ABOUT THIS TASK | Go through the lines below one by one and count those holding the string "outlet". Give the count alone.

[[ ENTRIES SHOWN open ]]

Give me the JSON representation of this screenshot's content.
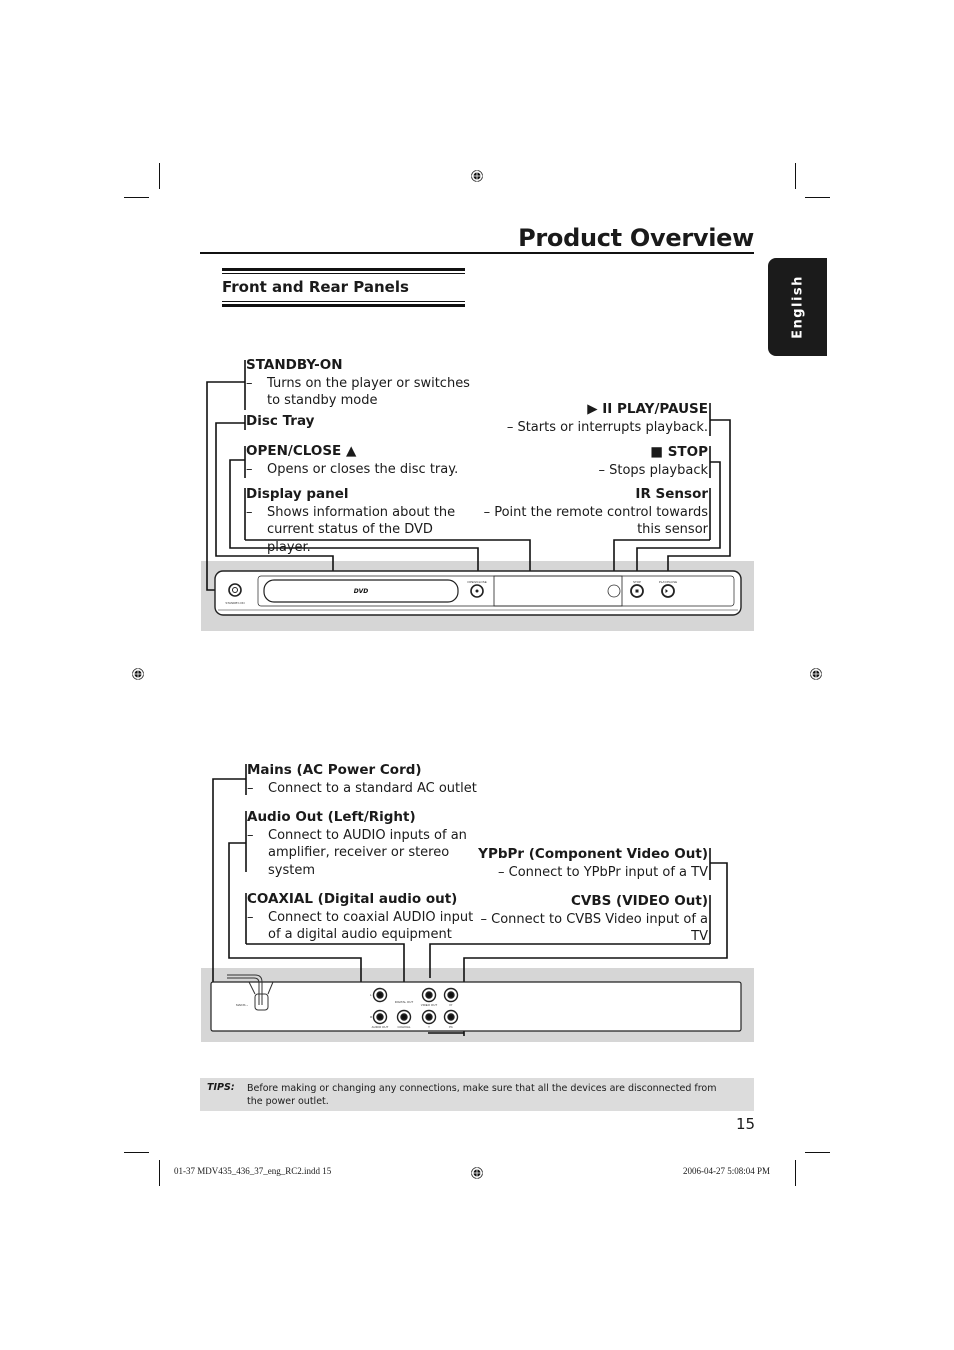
{
  "page": {
    "title": "Product Overview",
    "section_heading": "Front and Rear Panels",
    "language_tab": "English",
    "page_number": "15"
  },
  "front_panel": {
    "left_callouts": [
      {
        "heading": "STANDBY-ON",
        "dash": "–",
        "description": "Turns on the player or switches to standby mode"
      },
      {
        "heading": "Disc Tray",
        "dash": "",
        "description": ""
      },
      {
        "heading": "OPEN/CLOSE ▲",
        "dash": "–",
        "description": "Opens or closes the disc tray."
      },
      {
        "heading": "Display panel",
        "dash": "–",
        "description": "Shows information about the current status of the DVD player."
      }
    ],
    "right_callouts": [
      {
        "heading": "▶ II  PLAY/PAUSE",
        "description": "– Starts or interrupts playback."
      },
      {
        "heading": "■ STOP",
        "description": "– Stops playback"
      },
      {
        "heading": "IR Sensor",
        "description": "– Point the remote control towards this sensor"
      }
    ],
    "device_labels": {
      "standby": "STANDBY-ON",
      "logo": "DVD",
      "open_close": "OPEN/CLOSE",
      "stop": "STOP",
      "play_pause": "PLAY/PAUSE"
    }
  },
  "rear_panel": {
    "left_callouts": [
      {
        "heading": "Mains (AC Power Cord)",
        "dash": "–",
        "description": "Connect to a standard AC outlet"
      },
      {
        "heading": "Audio Out (Left/Right)",
        "dash": "–",
        "description": "Connect to AUDIO inputs of an amplifier, receiver or stereo system"
      },
      {
        "heading": "COAXIAL (Digital audio out)",
        "dash": "–",
        "description": "Connect to coaxial AUDIO input of a digital audio equipment"
      }
    ],
    "right_callouts": [
      {
        "heading": "YPbPr (Component Video Out)",
        "description": "– Connect to YPbPr input of a TV"
      },
      {
        "heading": "CVBS (VIDEO Out)",
        "description": "– Connect to CVBS Video input of a TV"
      }
    ],
    "device_labels": {
      "mains": "MAINS ~",
      "audio_out": "AUDIO OUT",
      "digital_out": "DIGITAL OUT",
      "coaxial": "COAXIAL",
      "video_out": "VIDEO OUT",
      "pr": "Pr",
      "y": "Y",
      "pb": "Pb",
      "l": "L",
      "r": "R"
    }
  },
  "tips": {
    "label": "TIPS:",
    "text": "Before making or changing any connections, make sure that all the devices are disconnected from the power outlet."
  },
  "slug": {
    "file": "01-37 MDV435_436_37_eng_RC2.indd   15",
    "timestamp": "2006-04-27   5:08:04 PM"
  }
}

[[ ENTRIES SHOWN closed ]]

WRITTEN ANSWER | 2